Mardi Gras

Tom Welch
Service Article(revised)

IT\'S MARDI GRAS!!!!! Yes, New Orleans\' famous Carnival season is this years\' never-ending party and you\'re invited. Mardi Gras, famous for its colorful and cultural parades, is an experience you can\'t go any longer w/out! The Streets are packed with both tourists and Native Louisianans as they celebrate Mardi Gras in full color and sound. . The Huge Parades come flashing down the street we fresh music, an explosion of lights, and spectacular floats. Everyone is having a great time, enjoying the festivities of the parade. So you\'re new to Mardi Gras, but don\'t want to act like it? Here in brief, are the basic facts about Americas\' greatest party.
Carnival season begins on January sixth while the actual date of Mardi Gras varies every year. Mardi Gras Day is the "Fat Tuesday" before Ash Wednesday and Lent. Ok, you will need to know a bit about its\' history. The origin of Mardi Gras can be traced back to Rome in the middle ages w/ the welcoming of Spring. In 1872, the appearance of Rex as the King of Mardi Gras brought about the presentation of Carnivals\' colors, flag and anthem. The colors of Mardi Gras are purple , gold, and green. While they were probably chosen simply because they looked good together, a meaning was assigned to each of them by King Rex. Purple represents "justice", Green stands for "faith", and Gold signifies "power". A group known in the 1830\'s as the Comus organization established several Mardi Gras traditions such as the word "Krewe" which is the name for the parades members. Comus also chose
mythological names for the Parades for more of a rich tradition. Many of the Popular Parades are named after Greek Gods such as Bacchus, Orpheus, Endymion, and even the African parade, Zulu.
Nowadays, the actual Parades are organized mainly of large colorful floats pulled by tractors or Mack trucks. These floats are usually two stories with large statues and decorations, telling the story of each floats theme. Parades also consist of Marching bands, ROTC/Color Guards, Radio Stations vehicles, and even policemen. The Krewe of the float are dressed in mask and costume for their float. The average Krewe member might spend around three to four hundred dollars on beads and such. While beads and pearls are the main catches, there are many other things to be caught at parade, so bring a bag. Cups are thrown at random with the parades theme designed on them. Doubloons which are aluminum coin-like objects bearing the Krewe\'s insignia on one side and the parades theme on the reverse. You can see the sparkling of the coins in the air and there\'s that all too familiar "ding-ding" sound when they hit the street.
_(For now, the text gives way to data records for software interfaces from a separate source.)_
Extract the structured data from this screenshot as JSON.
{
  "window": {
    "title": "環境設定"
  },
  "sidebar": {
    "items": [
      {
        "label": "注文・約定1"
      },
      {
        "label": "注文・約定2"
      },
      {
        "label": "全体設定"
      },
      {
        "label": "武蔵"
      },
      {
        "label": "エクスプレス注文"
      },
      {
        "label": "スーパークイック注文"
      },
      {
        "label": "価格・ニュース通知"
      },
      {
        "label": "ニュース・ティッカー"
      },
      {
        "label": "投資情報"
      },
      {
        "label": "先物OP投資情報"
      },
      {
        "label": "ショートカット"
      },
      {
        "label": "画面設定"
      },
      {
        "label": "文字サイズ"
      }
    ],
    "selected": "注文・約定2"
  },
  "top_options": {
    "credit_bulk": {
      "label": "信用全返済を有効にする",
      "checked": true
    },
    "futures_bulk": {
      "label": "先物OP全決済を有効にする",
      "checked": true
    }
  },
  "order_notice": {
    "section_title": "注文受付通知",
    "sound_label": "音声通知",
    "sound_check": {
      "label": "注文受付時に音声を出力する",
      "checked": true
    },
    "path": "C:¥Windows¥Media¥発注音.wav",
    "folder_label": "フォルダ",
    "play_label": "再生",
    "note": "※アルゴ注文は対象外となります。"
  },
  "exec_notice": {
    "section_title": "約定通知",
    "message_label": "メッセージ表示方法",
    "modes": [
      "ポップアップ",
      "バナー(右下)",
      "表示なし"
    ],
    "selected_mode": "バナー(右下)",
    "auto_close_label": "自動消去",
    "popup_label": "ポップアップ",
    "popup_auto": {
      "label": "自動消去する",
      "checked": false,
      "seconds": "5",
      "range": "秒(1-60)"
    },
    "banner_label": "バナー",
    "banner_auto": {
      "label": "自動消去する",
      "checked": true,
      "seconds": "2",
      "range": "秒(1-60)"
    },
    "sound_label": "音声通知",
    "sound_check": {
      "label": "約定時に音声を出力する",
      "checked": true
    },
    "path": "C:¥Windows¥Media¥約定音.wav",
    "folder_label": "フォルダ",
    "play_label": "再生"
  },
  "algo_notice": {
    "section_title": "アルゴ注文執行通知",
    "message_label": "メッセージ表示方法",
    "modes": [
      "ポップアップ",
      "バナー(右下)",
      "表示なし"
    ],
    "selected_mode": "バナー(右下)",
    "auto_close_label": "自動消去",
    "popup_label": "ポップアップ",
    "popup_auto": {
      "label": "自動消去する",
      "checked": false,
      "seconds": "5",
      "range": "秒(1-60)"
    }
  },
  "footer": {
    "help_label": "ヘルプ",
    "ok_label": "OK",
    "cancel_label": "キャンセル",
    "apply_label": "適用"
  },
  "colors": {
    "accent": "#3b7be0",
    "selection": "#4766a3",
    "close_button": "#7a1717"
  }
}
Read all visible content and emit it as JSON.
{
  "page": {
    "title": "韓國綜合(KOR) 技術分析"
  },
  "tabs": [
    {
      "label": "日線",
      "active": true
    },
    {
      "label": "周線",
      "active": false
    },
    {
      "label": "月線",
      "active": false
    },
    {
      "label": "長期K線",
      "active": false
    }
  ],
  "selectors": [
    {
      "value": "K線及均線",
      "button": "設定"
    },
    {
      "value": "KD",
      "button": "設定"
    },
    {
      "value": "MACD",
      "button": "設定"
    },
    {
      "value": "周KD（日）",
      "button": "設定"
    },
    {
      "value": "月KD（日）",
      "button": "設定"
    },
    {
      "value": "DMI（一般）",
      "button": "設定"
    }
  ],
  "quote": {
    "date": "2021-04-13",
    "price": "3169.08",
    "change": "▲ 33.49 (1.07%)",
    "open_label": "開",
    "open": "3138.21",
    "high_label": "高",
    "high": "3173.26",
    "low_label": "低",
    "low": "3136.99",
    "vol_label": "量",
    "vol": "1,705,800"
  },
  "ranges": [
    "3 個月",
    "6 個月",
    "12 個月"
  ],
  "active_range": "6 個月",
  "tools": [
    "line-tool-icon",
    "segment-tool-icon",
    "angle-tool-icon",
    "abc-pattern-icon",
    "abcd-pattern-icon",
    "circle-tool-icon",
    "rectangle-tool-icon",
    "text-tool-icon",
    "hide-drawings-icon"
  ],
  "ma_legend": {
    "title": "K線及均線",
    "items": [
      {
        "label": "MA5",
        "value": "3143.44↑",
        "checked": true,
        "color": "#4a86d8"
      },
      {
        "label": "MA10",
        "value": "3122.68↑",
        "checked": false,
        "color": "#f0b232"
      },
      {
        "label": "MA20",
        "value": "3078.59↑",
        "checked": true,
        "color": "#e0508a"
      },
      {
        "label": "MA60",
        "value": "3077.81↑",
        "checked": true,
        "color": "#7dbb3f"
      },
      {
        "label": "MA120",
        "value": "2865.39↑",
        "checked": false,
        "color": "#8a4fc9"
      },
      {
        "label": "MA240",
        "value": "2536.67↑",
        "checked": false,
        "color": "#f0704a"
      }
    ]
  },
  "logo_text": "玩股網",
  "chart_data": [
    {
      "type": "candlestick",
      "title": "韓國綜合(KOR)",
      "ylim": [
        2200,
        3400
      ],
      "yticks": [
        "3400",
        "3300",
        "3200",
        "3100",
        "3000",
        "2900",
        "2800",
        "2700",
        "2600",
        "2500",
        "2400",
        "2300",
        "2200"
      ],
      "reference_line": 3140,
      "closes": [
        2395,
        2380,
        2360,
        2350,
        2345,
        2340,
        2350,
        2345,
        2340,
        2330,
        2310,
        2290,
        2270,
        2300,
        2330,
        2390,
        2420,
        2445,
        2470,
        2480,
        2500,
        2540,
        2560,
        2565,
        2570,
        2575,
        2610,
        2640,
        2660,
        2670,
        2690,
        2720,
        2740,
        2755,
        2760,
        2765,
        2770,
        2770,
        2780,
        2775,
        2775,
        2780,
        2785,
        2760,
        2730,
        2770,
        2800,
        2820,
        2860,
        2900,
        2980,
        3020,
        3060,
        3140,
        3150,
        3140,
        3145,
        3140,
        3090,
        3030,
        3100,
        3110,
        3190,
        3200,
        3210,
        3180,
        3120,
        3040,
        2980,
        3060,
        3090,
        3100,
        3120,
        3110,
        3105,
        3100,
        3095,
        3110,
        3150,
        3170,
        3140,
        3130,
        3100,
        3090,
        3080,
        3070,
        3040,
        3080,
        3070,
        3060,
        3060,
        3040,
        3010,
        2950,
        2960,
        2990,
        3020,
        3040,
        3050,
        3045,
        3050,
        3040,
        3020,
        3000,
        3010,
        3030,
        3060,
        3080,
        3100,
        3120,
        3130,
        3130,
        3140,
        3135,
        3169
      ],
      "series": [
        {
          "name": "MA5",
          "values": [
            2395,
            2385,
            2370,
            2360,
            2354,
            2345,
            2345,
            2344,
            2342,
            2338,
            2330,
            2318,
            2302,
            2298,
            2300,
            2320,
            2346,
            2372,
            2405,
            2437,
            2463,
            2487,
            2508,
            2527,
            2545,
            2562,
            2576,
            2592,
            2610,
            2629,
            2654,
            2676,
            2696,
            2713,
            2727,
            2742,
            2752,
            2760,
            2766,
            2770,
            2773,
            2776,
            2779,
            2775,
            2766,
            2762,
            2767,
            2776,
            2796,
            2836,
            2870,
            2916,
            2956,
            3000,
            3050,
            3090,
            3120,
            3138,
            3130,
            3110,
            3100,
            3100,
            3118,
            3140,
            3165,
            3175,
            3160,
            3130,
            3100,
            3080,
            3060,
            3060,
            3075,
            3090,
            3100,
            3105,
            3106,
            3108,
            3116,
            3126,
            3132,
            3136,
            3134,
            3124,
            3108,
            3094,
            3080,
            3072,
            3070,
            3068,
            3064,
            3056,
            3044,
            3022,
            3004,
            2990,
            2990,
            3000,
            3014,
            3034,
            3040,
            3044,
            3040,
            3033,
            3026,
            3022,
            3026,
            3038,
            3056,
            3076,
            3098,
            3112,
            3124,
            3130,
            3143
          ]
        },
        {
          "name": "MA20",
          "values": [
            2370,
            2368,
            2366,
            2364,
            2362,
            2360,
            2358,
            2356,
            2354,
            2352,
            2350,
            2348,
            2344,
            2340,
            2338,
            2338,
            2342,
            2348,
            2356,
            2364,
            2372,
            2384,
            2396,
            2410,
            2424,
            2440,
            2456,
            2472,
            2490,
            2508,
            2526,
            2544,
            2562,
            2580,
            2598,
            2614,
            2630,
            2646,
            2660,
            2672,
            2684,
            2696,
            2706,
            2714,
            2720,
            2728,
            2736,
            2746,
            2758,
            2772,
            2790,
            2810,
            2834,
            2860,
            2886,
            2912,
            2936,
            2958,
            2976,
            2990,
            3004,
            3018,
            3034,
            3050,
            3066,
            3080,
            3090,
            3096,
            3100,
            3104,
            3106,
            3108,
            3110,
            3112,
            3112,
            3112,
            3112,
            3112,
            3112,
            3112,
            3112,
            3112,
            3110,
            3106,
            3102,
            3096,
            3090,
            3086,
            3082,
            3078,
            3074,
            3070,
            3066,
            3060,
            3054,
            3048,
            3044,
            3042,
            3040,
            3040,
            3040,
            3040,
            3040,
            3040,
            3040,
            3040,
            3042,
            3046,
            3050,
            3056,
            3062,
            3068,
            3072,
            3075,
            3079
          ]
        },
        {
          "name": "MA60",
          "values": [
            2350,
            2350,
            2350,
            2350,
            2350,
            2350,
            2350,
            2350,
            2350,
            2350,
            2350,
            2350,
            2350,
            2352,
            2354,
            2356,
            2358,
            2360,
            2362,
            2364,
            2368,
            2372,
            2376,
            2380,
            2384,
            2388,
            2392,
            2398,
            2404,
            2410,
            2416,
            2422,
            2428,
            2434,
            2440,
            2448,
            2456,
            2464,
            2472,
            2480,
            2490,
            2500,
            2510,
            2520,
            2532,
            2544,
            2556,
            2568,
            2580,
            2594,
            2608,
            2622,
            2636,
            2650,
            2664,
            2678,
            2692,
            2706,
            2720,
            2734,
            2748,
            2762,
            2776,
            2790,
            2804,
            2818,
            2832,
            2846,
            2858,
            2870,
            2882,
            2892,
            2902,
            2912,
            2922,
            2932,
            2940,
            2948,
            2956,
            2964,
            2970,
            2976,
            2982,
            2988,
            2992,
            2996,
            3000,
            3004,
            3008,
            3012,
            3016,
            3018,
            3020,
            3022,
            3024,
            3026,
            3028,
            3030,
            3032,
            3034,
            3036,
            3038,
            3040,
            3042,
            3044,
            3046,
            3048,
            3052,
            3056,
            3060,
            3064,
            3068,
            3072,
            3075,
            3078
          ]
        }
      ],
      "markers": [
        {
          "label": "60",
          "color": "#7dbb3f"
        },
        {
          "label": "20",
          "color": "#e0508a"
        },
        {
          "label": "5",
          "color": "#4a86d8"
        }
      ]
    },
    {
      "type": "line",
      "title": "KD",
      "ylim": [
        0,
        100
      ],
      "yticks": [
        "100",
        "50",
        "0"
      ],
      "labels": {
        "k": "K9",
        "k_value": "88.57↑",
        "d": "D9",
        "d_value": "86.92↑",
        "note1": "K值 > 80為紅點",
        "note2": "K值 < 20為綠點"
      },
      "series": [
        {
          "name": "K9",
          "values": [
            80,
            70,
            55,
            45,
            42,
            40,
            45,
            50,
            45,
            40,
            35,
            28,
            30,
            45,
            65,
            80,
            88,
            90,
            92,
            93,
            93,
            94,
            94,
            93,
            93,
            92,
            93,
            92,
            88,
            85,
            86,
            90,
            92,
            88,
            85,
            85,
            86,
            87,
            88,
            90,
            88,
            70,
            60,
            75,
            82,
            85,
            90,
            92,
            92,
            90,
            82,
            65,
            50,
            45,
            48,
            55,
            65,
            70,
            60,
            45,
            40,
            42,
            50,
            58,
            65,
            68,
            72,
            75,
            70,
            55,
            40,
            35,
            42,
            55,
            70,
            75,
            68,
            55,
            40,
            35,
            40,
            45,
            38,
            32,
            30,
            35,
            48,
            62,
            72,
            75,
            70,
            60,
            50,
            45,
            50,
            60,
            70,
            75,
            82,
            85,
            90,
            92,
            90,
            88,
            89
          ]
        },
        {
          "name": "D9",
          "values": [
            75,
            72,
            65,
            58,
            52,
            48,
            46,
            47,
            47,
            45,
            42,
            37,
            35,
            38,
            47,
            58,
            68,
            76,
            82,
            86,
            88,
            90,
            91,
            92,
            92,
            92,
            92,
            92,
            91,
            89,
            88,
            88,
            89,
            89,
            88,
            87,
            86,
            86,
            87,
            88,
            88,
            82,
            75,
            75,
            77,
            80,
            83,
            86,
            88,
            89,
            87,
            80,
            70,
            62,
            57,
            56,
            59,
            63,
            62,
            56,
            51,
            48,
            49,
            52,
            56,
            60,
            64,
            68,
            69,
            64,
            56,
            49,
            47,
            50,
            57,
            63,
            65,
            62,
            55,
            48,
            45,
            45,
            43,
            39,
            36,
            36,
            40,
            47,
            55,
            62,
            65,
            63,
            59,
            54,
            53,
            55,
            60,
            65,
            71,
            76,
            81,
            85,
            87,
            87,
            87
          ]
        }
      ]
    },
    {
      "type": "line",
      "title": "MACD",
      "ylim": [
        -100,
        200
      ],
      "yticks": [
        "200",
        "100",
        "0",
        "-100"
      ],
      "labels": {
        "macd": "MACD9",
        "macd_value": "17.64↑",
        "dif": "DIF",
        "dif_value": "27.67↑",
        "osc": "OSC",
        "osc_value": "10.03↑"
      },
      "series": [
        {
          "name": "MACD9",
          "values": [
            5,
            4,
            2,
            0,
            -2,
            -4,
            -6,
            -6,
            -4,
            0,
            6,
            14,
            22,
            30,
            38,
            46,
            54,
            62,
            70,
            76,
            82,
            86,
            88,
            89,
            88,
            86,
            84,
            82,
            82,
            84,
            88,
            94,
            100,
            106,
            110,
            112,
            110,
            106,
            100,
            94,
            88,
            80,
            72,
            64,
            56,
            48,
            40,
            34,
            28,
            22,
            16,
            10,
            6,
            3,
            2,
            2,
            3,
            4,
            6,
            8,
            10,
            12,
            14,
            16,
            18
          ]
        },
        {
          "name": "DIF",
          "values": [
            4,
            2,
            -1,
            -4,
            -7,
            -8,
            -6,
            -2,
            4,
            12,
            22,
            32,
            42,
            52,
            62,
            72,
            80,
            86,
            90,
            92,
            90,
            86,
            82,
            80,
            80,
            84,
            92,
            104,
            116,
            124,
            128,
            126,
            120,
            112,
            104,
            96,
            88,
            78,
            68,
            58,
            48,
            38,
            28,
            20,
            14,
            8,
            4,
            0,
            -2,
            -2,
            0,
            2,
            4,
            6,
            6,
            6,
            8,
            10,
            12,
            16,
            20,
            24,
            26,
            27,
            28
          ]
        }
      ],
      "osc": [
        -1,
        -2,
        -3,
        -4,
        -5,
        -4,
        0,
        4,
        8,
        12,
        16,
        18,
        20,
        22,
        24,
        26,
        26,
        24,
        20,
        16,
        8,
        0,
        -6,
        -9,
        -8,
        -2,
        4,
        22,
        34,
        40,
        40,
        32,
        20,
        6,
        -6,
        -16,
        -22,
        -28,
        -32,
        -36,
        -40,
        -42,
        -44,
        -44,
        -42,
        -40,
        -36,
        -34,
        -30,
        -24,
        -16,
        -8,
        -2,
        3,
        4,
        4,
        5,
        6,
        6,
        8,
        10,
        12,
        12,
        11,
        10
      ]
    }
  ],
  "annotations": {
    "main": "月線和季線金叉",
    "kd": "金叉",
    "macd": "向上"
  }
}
You can see the crowd bending over to look for them on the ground. Little toys and stuffed animals are some of the many little trinkets thrown about. Of course there is always some one waving around colorful underwear to give out to the deserving fan.
For someone new to Mardi Gras, you must first simply relax and have fun. It is a time for families to bring the kids out for some fun and celebration. The local Newspaper will have listings of the daily parades. For the younger kids, going to any of the Day-Time parades is best. The streets are packed w/ cleverly costumed paraders, marching bands, music, and thousands of people. It\'s good to get there early to grab a spot to set up since the good spots tend to disappear quickly. Waiting for the parade to make it to your area can be tedious, so brink some food and chairs. Sun block would be a good idea as well, it may be sunny out there. When the floats arrive they will be tossing hundreds of beads, cups, doubloons, and little toys overboard into the streets. Since there are so many people in the crowd, you should try to get the "Krewe\'s" attention. Many people bring ladders w/ seats built on top for their children to sit on. Or perhaps a sign to get the Krewe members to notice you. Hopefully they will toss you the best of what they have to throw. Or you can simply do